On Dec. 20, 2001, the Department of Defense and Dear Abby partnered to launch an official DOD Web site so that messages of support could be safely sent to our troops. Members of all branches of the military worldwide can read these messages wherever they are stationed -- even in a submarine deep in the ocean., the only official DOD Web site for sending personally written messages of support to all branches of the military year-round, is easy to use. Please visit and send as many messages as you wish. It's quicker and less expensive than the old way, and messages from home are the biggest morale booster there is.

And while I'm on the subject of morale boosters -- let's not forget the many veterans in veterans hospitals around the country. Cards would certainly be appreciated by those patients, so please consider sending some to the ones in your state.

Dear Abby:

I have a warning for your readers. It is always touching to hear stories of long-lost loves being reunited to then live happily ever after. I had a love like that when I was in high school. He was in the Army in California.

We met again after 41 years, fell in love, and began what seemed like a dream come true. I gave up a great job and proximity to family and friends to relocate to Washington. My dream turned into a financially and emotionally draining nightmare. After a year and a half of marriage that volleyed between cruelty and reassurances of his love, I confirmed my intuition that he had been lying and cheating the whole time.

I had based my trust in him on that sweet history that was decades in the past. I am writing to urge others to be cautious. Do not misplace your trust as I did.

Betrayed After All These Years

While it's true that many childhood sweethearts successfully rekindle that old flame in later life, it's also true that as people grow older they sometimes change -- and not always for the better. That's why it's important to look carefully before you leap into anything and take nothing for granted.
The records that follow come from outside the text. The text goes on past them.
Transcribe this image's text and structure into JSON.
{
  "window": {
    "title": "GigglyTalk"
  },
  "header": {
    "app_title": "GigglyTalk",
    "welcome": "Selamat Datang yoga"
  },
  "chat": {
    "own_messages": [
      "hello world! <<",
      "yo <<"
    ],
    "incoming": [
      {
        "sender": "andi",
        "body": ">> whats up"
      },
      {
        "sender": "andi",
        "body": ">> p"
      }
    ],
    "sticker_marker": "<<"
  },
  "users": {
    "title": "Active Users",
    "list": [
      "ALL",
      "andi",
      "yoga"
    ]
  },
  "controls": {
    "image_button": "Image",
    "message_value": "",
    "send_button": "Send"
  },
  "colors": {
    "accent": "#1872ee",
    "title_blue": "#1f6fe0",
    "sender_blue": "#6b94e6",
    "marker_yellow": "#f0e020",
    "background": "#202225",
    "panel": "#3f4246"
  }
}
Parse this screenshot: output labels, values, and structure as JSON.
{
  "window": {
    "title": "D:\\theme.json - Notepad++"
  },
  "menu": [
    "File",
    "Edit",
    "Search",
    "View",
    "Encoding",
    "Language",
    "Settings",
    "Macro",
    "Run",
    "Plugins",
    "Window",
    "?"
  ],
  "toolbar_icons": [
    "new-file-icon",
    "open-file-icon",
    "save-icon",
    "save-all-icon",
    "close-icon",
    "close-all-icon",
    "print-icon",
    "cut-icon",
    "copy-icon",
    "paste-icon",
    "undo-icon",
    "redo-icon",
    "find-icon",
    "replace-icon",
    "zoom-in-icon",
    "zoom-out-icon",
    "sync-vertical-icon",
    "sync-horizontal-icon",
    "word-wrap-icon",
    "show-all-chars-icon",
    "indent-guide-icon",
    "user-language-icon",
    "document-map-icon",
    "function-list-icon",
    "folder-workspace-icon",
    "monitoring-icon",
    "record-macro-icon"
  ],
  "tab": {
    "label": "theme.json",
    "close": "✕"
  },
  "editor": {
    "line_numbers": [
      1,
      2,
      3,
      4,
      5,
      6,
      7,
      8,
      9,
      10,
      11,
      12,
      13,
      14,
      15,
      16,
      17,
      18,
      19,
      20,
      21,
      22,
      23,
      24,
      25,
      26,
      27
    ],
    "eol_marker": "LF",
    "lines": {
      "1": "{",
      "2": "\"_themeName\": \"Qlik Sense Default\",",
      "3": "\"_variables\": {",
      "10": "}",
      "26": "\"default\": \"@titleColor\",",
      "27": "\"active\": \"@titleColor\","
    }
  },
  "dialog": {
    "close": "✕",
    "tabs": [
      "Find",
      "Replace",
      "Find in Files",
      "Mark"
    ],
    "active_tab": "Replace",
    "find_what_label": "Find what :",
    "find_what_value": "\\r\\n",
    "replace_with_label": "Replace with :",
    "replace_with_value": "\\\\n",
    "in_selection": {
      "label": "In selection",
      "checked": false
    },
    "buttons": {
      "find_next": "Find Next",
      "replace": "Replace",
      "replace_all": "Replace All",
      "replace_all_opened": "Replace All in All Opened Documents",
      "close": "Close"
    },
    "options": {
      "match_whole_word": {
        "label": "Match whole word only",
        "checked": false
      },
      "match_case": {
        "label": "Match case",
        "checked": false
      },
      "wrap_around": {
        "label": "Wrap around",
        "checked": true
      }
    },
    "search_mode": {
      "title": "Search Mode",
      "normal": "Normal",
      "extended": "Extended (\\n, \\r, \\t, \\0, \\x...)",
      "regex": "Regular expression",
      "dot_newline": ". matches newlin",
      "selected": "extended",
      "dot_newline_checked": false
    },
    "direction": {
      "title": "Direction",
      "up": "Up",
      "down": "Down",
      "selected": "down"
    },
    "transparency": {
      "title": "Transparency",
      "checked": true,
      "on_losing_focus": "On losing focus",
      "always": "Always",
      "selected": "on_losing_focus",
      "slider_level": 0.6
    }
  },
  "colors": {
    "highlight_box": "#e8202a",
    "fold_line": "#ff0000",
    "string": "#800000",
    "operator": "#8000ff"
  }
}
I'm sorry your happy ending turned out badly and your prince into a toad. Be glad you know the truth and are again in control of your future because -- believe me -- it's not over until you take your last breath.

Write Dear Abby at or P.O. Box 69440, Los Angeles, Calif. 90069.

(c)2004, Universal Press Syndicate